Satin nickel-ish.

What do you think? I like the after better, although there are a few things I would do differently:

The Rub 'n Buff is a wax, so I applied it in a circular fashion similar to how one would wax a car. Not the best idea. Up close, the circular marks are very visible. I thought it would soften up in appearance when I buffed it but it didn't. I may try to apply another coat and brush it to give it a nicer finish.

Also, I was going to use a bronzy finish to be a little more subtle next to the black but all the art store had was brass, black or silver, so I opted for silver. I'm wondering how the black would look. Thoughts?

While we're at it, what should I do with my mantle decor? The empty vase is so... purposeless.

Oh, and the last thing I would do differently would be to have mineral spirits available to clean my hands. I looked liked I could have been an extra in Avatar, if they had silver creatures in it (did they? I don't know, never saw it.)

Overall I'm happy that the brass gone, er hidden, and all I'm out is a half an hour of naptime and $3.79 for the Rub 'n Buff from Blick Art Supplies!

Wednesday, March 2, 2011

You are an obsession, you're my obsession

Remember that song? That pretty much describes my passion for pumpkin bread. It started slowly, as all addictions do. A quick stop at Starbucks every few weeks for some of their pumpkin bread when I was pregnant. Mmm, that's tasty. Soon the trips started coming at more regular intervals. My husband was questioning the rapid increase in our food budget. Lay off me, I'm pregnant!

I decided that I needed to somehow replicate the recipe to save some money (and my marriage) so I found a nice substitute on I thought the hard part was over. Little did I know...
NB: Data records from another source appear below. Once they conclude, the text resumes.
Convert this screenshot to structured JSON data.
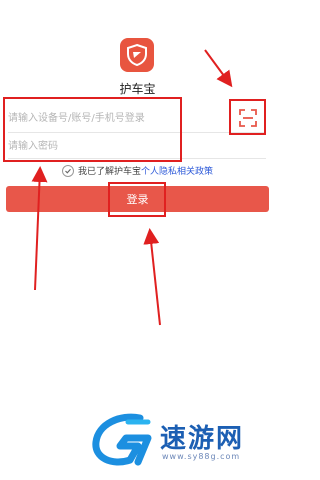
{
  "app": {
    "name": "护车宝"
  },
  "form": {
    "account_placeholder": "请输入设备号/账号/手机号登录",
    "password_placeholder": "请输入密码"
  },
  "agreement": {
    "prefix": "我已了解护车宝",
    "link": "个人隐私相关政策"
  },
  "login": {
    "label": "登录"
  },
  "icons": {
    "logo": "shield-icon",
    "scan": "scan-icon",
    "check": "check-circle-icon"
  },
  "colors": {
    "accent": "#e8574a",
    "link": "#2f5bd9",
    "annotation": "#e02020"
  },
  "watermark": {
    "title": "速游网",
    "url": "www.sy88g.com"
  }
}
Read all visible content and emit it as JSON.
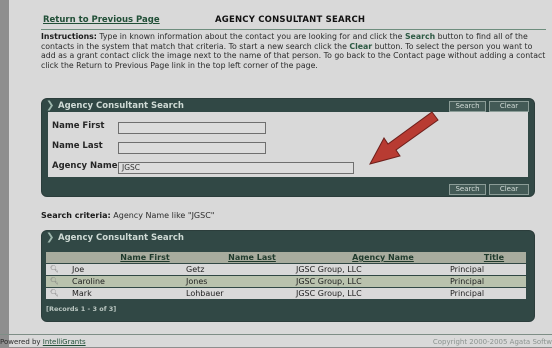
{
  "header": {
    "back_link": "Return to Previous Page",
    "title": "AGENCY CONSULTANT SEARCH"
  },
  "instructions": {
    "label": "Instructions:",
    "part1": " Type in known information about the contact you are looking for and click the ",
    "search_word": "Search",
    "part2": " button to find all of the contacts in the system that match that criteria. To start a new search click the ",
    "clear_word": "Clear",
    "part3": " button. To select the person you want to add as a grant contact click the image next to the name of that person. To go back to the Contact page without adding a contact click the Return to Previous Page link in the top left corner of the page."
  },
  "search_panel": {
    "title": "Agency Consultant Search",
    "search_button": "Search",
    "clear_button": "Clear",
    "fields": {
      "name_first_label": "Name First",
      "name_first_value": "",
      "name_last_label": "Name Last",
      "name_last_value": "",
      "agency_name_label": "Agency Name",
      "agency_name_value": "JGSC"
    }
  },
  "criteria": {
    "label": "Search criteria:",
    "text": " Agency Name like \"JGSC\""
  },
  "results_panel": {
    "title": "Agency Consultant Search",
    "columns": [
      "Name First",
      "Name Last",
      "Agency Name",
      "Title"
    ],
    "rows": [
      [
        "Joe",
        "Getz",
        "JGSC Group, LLC",
        "Principal"
      ],
      [
        "Caroline",
        "Jones",
        "JGSC Group, LLC",
        "Principal"
      ],
      [
        "Mark",
        "Lohbauer",
        "JGSC Group, LLC",
        "Principal"
      ]
    ],
    "records": "[Records 1 - 3 of 3]"
  },
  "footer": {
    "powered_by": "Powered by ",
    "brand": "IntelliGrants",
    "copyright": "Copyright 2000-2005 Agata Softw"
  },
  "colors": {
    "panel": "#314845",
    "arrow": "#c0392b",
    "link": "#214f37"
  },
  "icons": {
    "row_select": "magnifier-icon",
    "panel_title": "chevron-icon",
    "annotation": "red-arrow"
  }
}
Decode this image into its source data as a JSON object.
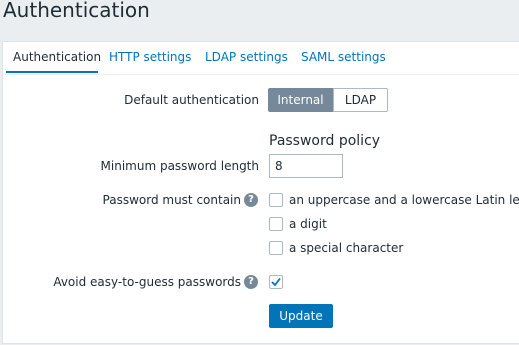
{
  "page": {
    "title": "Authentication"
  },
  "tabs": [
    {
      "label": "Authentication",
      "active": true
    },
    {
      "label": "HTTP settings",
      "active": false
    },
    {
      "label": "LDAP settings",
      "active": false
    },
    {
      "label": "SAML settings",
      "active": false
    }
  ],
  "form": {
    "default_auth": {
      "label": "Default authentication",
      "options": [
        "Internal",
        "LDAP"
      ],
      "selected": "Internal"
    },
    "password_policy": {
      "title": "Password policy",
      "min_length": {
        "label": "Minimum password length",
        "value": "8"
      },
      "must_contain": {
        "label": "Password must contain",
        "help_icon": "question-mark-icon",
        "options": [
          {
            "label": "an uppercase and a lowercase Latin letter",
            "checked": false
          },
          {
            "label": "a digit",
            "checked": false
          },
          {
            "label": "a special character",
            "checked": false
          }
        ]
      },
      "avoid_easy": {
        "label": "Avoid easy-to-guess passwords",
        "help_icon": "question-mark-icon",
        "checked": true
      }
    },
    "submit": {
      "label": "Update"
    }
  },
  "colors": {
    "accent": "#0275b8",
    "selected_segment": "#76899a",
    "background": "#ebeef0"
  }
}
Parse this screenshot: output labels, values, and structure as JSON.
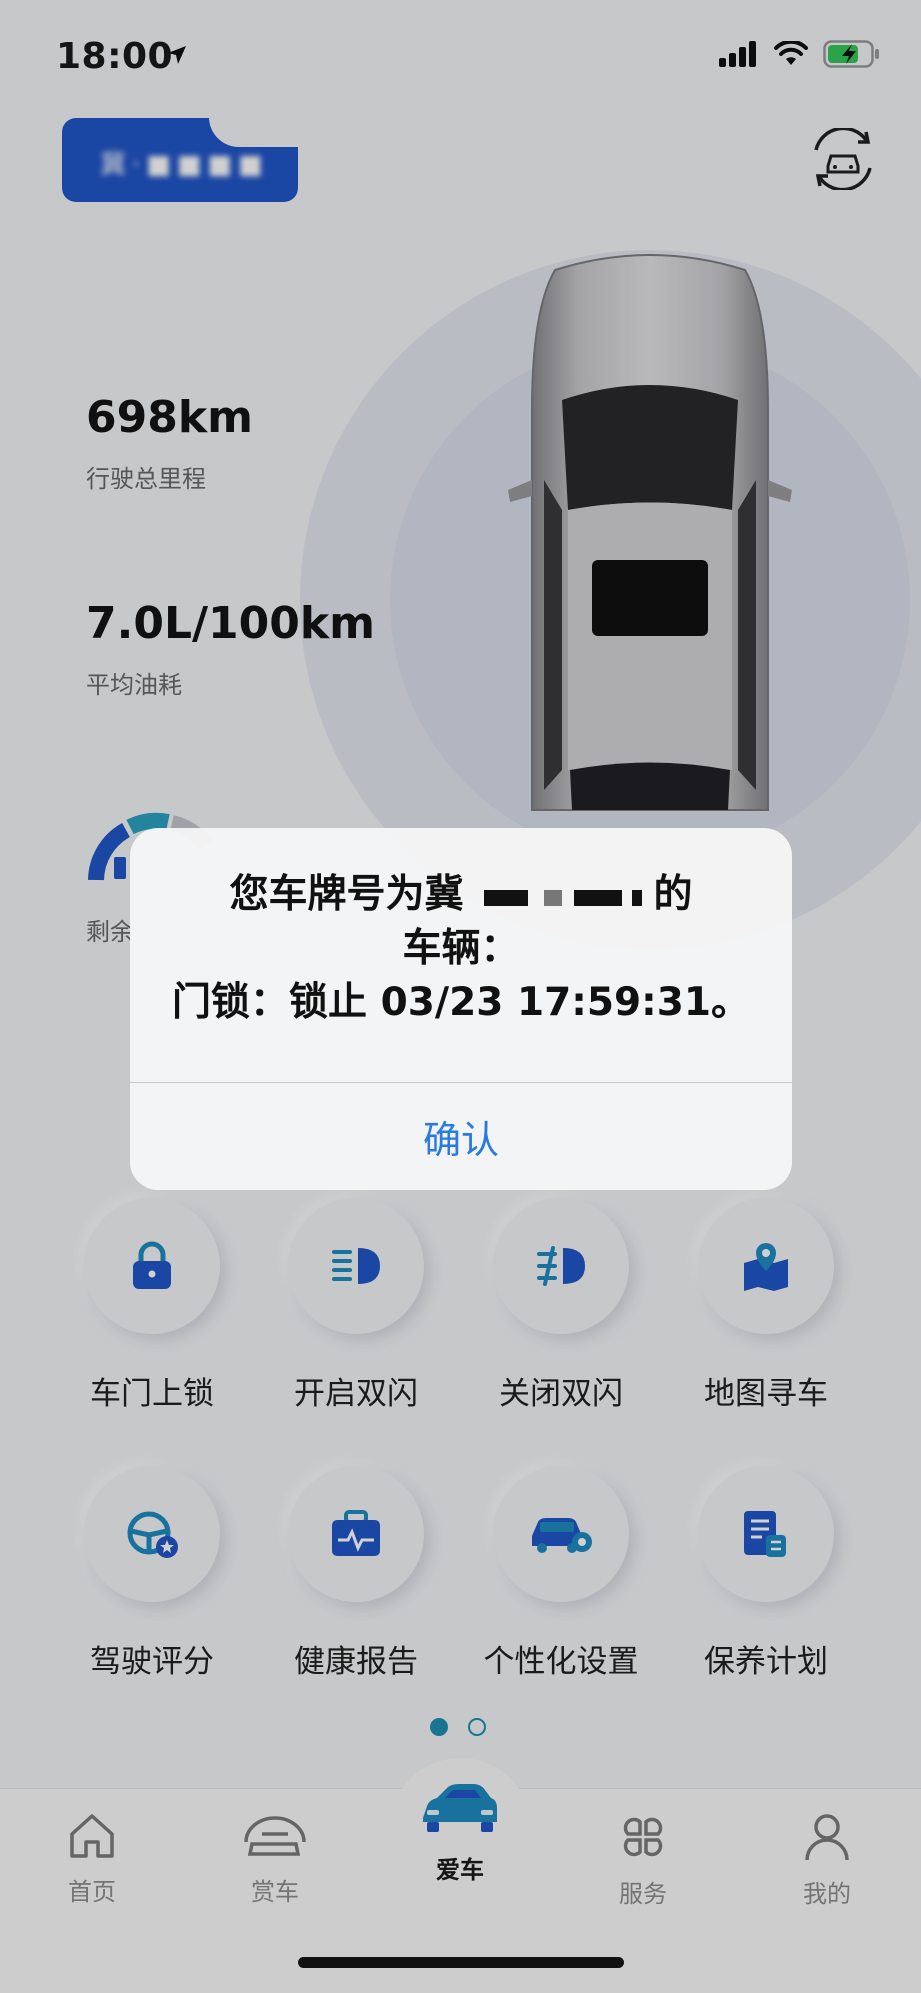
{
  "status_bar": {
    "time": "18:00"
  },
  "header": {
    "plate_text": "冀·■■■■"
  },
  "stats": {
    "mileage_value": "698km",
    "mileage_label": "行驶总里程",
    "fuel_value": "7.0L/100km",
    "fuel_label": "平均油耗",
    "remaining_label": "剩余"
  },
  "actions": [
    {
      "label": "车门上锁",
      "icon": "lock-icon"
    },
    {
      "label": "开启双闪",
      "icon": "headlight-on-icon"
    },
    {
      "label": "关闭双闪",
      "icon": "headlight-off-icon"
    },
    {
      "label": "地图寻车",
      "icon": "map-pin-icon"
    },
    {
      "label": "驾驶评分",
      "icon": "steering-wheel-icon"
    },
    {
      "label": "健康报告",
      "icon": "health-report-icon"
    },
    {
      "label": "个性化设置",
      "icon": "car-settings-icon"
    },
    {
      "label": "保养计划",
      "icon": "maintenance-plan-icon"
    }
  ],
  "pager": {
    "count": 2,
    "active": 1
  },
  "tabs": [
    {
      "label": "首页",
      "icon": "home-icon"
    },
    {
      "label": "赏车",
      "icon": "car-front-icon"
    },
    {
      "label": "爱车",
      "icon": "my-car-icon"
    },
    {
      "label": "服务",
      "icon": "services-icon"
    },
    {
      "label": "我的",
      "icon": "profile-icon"
    }
  ],
  "alert": {
    "line1_prefix": "您车牌号为冀",
    "line1_suffix": "的",
    "line2": "车辆：",
    "line3": "门锁：锁止 03/23 17:59:31。",
    "confirm_label": "确认"
  },
  "colors": {
    "accent": "#2a7ae2",
    "brand_blue": "#2257c8",
    "teal": "#1e8fb3"
  }
}
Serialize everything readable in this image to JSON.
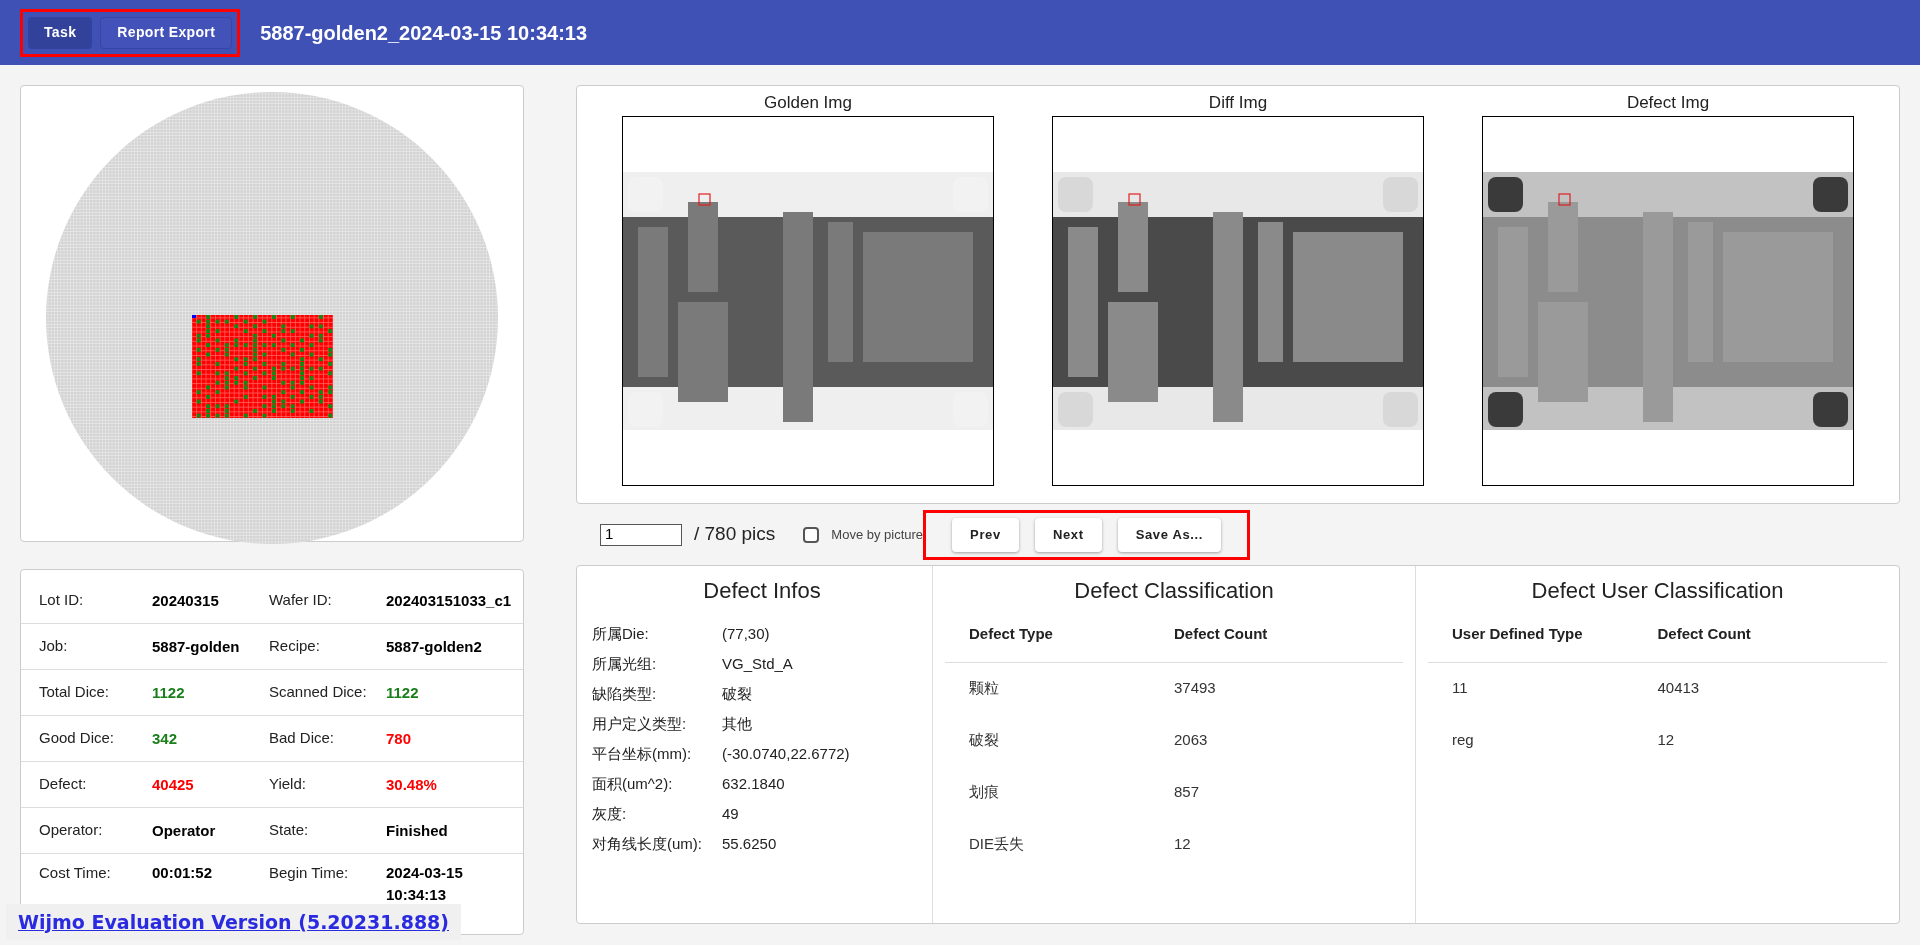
{
  "header": {
    "buttons": [
      {
        "label": "Task",
        "selected": true
      },
      {
        "label": "Report Export",
        "selected": false
      }
    ],
    "title": "5887-golden2_2024-03-15 10:34:13"
  },
  "info_rows": [
    {
      "fields": [
        {
          "label": "Lot ID:",
          "value": "20240315",
          "color": "#000000"
        },
        {
          "label": "Wafer ID:",
          "value": "202403151033_c1",
          "color": "#000000"
        }
      ]
    },
    {
      "fields": [
        {
          "label": "Job:",
          "value": "5887-golden",
          "color": "#000000"
        },
        {
          "label": "Recipe:",
          "value": "5887-golden2",
          "color": "#000000"
        }
      ]
    },
    {
      "fields": [
        {
          "label": "Total Dice:",
          "value": "1122",
          "color": "#1a7f1a"
        },
        {
          "label": "Scanned Dice:",
          "value": "1122",
          "color": "#1a7f1a"
        }
      ]
    },
    {
      "fields": [
        {
          "label": "Good Dice:",
          "value": "342",
          "color": "#1a7f1a"
        },
        {
          "label": "Bad Dice:",
          "value": "780",
          "color": "#ff0000"
        }
      ]
    },
    {
      "fields": [
        {
          "label": "Defect:",
          "value": "40425",
          "color": "#ff0000"
        },
        {
          "label": "Yield:",
          "value": "30.48%",
          "color": "#ff0000"
        }
      ]
    },
    {
      "fields": [
        {
          "label": "Operator:",
          "value": "Operator",
          "color": "#000000"
        },
        {
          "label": "State:",
          "value": "Finished",
          "color": "#000000"
        }
      ]
    },
    {
      "fields": [
        {
          "label": "Cost Time:",
          "value": "00:01:52",
          "color": "#000000"
        },
        {
          "label": "Begin Time:",
          "value": "2024-03-15 10:34:13",
          "color": "#000000"
        }
      ]
    }
  ],
  "images": [
    {
      "title": "Golden Img",
      "kind": "golden"
    },
    {
      "title": "Diff Img",
      "kind": "diff"
    },
    {
      "title": "Defect Img",
      "kind": "defect"
    }
  ],
  "pager": {
    "page": "1",
    "total": "/ 780 pics",
    "move_by_picture": {
      "label": "Move by picture",
      "checked": false
    },
    "buttons": [
      "Prev",
      "Next",
      "Save As..."
    ]
  },
  "defect_infos": {
    "title": "Defect Infos",
    "rows": [
      {
        "label": "所属Die:",
        "value": "(77,30)"
      },
      {
        "label": "所属光组:",
        "value": "VG_Std_A"
      },
      {
        "label": "缺陷类型:",
        "value": "破裂"
      },
      {
        "label": "用户定义类型:",
        "value": "其他"
      },
      {
        "label": "平台坐标(mm):",
        "value": "(-30.0740,22.6772)"
      },
      {
        "label": "面积(um^2):",
        "value": "632.1840"
      },
      {
        "label": "灰度:",
        "value": "49"
      },
      {
        "label": "对角线长度(um):",
        "value": "55.6250"
      }
    ]
  },
  "classification": {
    "title": "Defect Classification",
    "columns": [
      "Defect Type",
      "Defect Count"
    ],
    "rows": [
      [
        "颗粒",
        "37493"
      ],
      [
        "破裂",
        "2063"
      ],
      [
        "划痕",
        "857"
      ],
      [
        "DIE丢失",
        "12"
      ]
    ]
  },
  "user_classification": {
    "title": "Defect User Classification",
    "columns": [
      "User Defined Type",
      "Defect Count"
    ],
    "rows": [
      [
        "11",
        "40413"
      ],
      [
        "reg",
        "12"
      ]
    ]
  },
  "banner": "Wijmo Evaluation Version (5.20231.888)"
}
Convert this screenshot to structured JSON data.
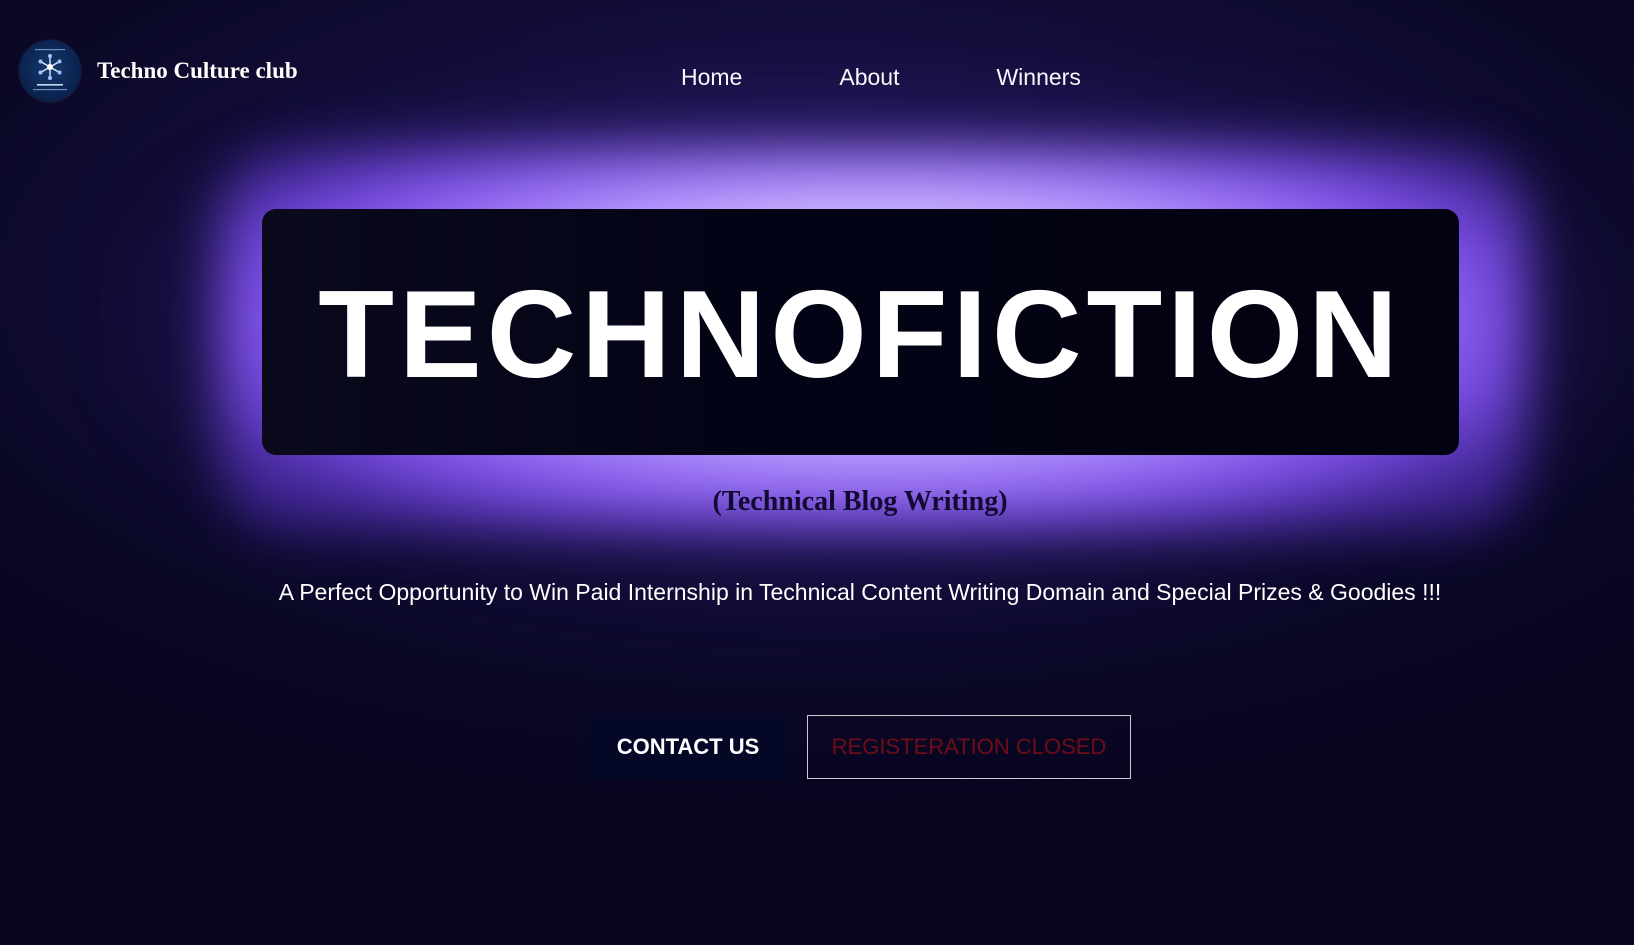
{
  "header": {
    "brand_name": "Techno Culture club",
    "logo_icon": "tcc-snowflake-logo",
    "nav": [
      {
        "label": "Home"
      },
      {
        "label": "About"
      },
      {
        "label": "Winners"
      }
    ]
  },
  "hero": {
    "title": "TECHNOFICTION",
    "subtitle": "(Technical Blog Writing)",
    "tagline": "A Perfect Opportunity to Win Paid Internship in Technical Content Writing Domain and Special Prizes & Goodies !!!"
  },
  "actions": {
    "contact_label": "CONTACT US",
    "register_label": "REGISTERATION CLOSED"
  },
  "colors": {
    "background": "#0a0826",
    "glow": "#a883ff",
    "title_box": "#020314",
    "subtitle_text": "#120a35",
    "contact_button_bg": "#050726",
    "register_text": "#6e0d18",
    "register_border": "#c9c9d2"
  }
}
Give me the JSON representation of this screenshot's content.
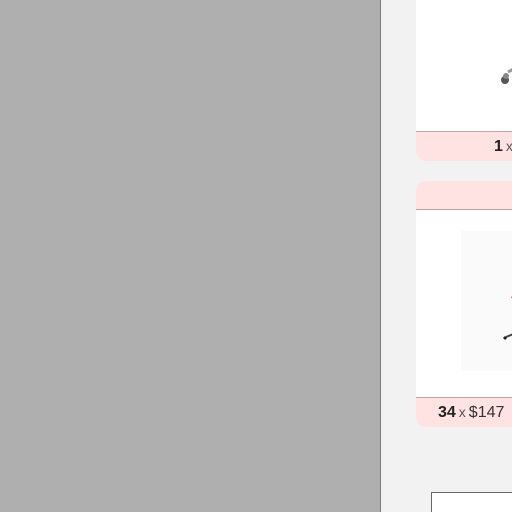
{
  "cart": {
    "items": [
      {
        "image_icon": "red-office-chair",
        "quantity": "1",
        "times_symbol": "x",
        "price": ""
      },
      {
        "image_icon": "red-drafting-stool",
        "quantity": "34",
        "times_symbol": "x",
        "price": "$147"
      }
    ]
  },
  "colors": {
    "overlay": "#afafaf",
    "panel": "#f2f2f2",
    "card_accent": "#ffe3e3",
    "chair_red": "#e23b3b"
  }
}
One day whilst checking out at the grocery store the nice young lad at the register remarked how surprised he was that they even had pumpkin in stock. Why, what do you mean? He informed me of a pumpkin shortage. Oh, my heavens. Panic struck. We were nearing Thanksgiving when there was sure to be a run on canned pumpkin for pies (which I don't care for, interestingly(?) enough). I didn't want to be too greedy so I just picked up a can or two when I was grocery shopping to start a little stockpile. Now I can't even find it at Giant Eagle so I obsessively look for it anywhere there's a possibility of finding it.

Thar's my stash. What you see is all there is though. Think it will get me through until next fall? Me either. And look at that pathetic, triangular-shaped pantry. Maybe that will be on the to-do list, falling under the umbrella of kitchen re-do.

Hey, look. My first non-introductory post and I've already deviated from my blog's intent.